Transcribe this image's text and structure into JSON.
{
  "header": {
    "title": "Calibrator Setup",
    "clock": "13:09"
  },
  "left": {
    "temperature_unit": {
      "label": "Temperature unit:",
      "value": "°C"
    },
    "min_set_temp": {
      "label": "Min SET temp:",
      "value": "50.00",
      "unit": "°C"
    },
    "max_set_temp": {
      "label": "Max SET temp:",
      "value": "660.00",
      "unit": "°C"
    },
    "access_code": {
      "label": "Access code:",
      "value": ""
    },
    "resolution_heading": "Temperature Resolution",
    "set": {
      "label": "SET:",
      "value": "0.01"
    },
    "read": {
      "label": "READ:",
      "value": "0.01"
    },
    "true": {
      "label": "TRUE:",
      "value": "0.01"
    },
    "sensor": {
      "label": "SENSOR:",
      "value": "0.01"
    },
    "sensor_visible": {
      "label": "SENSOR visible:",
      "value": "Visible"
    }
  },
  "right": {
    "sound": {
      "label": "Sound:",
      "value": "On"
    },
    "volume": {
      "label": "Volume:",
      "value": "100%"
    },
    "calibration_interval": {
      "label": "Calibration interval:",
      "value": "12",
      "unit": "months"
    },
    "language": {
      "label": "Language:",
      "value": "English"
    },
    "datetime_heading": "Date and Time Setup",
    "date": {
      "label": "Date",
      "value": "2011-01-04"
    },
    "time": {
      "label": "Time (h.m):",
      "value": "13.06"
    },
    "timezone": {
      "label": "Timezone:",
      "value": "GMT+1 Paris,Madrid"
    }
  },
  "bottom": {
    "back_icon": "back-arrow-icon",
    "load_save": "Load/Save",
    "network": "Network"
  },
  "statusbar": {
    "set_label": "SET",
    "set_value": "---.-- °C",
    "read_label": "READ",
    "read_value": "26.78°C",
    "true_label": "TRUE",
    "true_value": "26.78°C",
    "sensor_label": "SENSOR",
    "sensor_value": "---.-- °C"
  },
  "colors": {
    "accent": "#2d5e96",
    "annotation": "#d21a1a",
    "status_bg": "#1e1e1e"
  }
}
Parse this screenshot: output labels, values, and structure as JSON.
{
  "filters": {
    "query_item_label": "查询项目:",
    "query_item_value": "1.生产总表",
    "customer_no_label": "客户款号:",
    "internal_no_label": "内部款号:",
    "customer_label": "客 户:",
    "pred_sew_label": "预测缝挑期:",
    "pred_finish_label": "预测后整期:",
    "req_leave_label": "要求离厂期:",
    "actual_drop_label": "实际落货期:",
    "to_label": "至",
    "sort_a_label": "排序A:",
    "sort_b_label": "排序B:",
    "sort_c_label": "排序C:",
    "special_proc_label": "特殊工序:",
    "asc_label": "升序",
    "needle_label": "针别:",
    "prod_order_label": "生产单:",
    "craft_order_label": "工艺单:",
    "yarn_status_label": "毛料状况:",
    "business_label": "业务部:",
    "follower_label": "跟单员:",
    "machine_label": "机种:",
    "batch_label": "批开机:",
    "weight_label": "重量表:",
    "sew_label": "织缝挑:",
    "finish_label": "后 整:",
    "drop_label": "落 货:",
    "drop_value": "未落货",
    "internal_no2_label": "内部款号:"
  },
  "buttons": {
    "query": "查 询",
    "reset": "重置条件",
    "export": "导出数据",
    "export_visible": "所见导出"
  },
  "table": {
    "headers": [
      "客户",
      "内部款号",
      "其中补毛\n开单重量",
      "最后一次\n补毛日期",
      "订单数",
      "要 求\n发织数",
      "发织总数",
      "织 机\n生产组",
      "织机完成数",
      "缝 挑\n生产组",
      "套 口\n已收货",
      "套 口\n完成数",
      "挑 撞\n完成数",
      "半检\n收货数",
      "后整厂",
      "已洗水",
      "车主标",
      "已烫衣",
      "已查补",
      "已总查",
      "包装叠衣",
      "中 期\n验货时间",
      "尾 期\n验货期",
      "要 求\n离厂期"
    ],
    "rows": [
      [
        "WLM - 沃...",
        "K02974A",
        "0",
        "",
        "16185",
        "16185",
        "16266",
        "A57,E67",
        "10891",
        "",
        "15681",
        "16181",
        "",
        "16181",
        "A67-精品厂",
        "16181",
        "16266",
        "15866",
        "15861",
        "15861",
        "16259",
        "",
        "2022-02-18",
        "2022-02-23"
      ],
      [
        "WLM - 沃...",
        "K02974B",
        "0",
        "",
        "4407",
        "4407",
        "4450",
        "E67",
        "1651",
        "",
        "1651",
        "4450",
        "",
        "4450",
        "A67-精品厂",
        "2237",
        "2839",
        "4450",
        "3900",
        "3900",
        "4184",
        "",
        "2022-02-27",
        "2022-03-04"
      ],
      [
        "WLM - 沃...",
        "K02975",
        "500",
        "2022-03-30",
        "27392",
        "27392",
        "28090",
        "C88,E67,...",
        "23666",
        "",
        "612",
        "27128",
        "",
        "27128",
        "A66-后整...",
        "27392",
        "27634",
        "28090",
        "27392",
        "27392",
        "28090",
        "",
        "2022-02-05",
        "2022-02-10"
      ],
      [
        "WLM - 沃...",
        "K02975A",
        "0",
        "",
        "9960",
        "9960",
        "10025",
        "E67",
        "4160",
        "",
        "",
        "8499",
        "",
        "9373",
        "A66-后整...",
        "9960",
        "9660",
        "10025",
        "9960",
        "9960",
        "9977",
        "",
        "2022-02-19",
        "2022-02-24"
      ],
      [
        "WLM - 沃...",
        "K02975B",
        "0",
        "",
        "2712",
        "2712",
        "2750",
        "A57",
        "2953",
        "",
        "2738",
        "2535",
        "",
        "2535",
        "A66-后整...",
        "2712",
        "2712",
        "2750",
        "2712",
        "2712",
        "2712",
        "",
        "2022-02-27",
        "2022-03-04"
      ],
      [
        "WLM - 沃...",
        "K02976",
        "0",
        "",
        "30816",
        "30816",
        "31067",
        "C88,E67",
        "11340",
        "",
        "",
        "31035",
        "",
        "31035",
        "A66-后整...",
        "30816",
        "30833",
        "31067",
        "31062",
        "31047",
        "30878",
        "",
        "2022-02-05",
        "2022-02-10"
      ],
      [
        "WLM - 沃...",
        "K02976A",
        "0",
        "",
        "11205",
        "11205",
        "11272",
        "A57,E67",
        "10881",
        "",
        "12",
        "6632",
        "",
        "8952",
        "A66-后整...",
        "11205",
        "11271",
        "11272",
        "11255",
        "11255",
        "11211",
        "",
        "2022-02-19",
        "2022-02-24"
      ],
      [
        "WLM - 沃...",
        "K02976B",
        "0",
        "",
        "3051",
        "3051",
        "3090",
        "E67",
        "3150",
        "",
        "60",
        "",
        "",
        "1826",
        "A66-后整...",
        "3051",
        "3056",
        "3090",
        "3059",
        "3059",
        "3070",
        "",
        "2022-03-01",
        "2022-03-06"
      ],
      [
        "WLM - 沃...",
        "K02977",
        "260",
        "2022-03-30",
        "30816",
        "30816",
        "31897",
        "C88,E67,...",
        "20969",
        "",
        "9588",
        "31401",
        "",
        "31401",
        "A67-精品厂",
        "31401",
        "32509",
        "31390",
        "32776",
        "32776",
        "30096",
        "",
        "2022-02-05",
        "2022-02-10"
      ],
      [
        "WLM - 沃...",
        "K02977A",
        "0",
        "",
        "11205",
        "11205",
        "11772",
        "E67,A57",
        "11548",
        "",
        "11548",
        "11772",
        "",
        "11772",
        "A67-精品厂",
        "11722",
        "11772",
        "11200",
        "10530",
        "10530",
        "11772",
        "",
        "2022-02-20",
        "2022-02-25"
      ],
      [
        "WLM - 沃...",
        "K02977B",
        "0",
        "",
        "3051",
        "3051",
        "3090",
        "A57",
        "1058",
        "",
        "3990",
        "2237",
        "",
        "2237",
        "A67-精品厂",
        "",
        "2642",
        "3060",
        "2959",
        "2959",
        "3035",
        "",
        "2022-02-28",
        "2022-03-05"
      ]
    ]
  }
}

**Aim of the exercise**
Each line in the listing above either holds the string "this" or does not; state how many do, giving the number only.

**Completed task**
2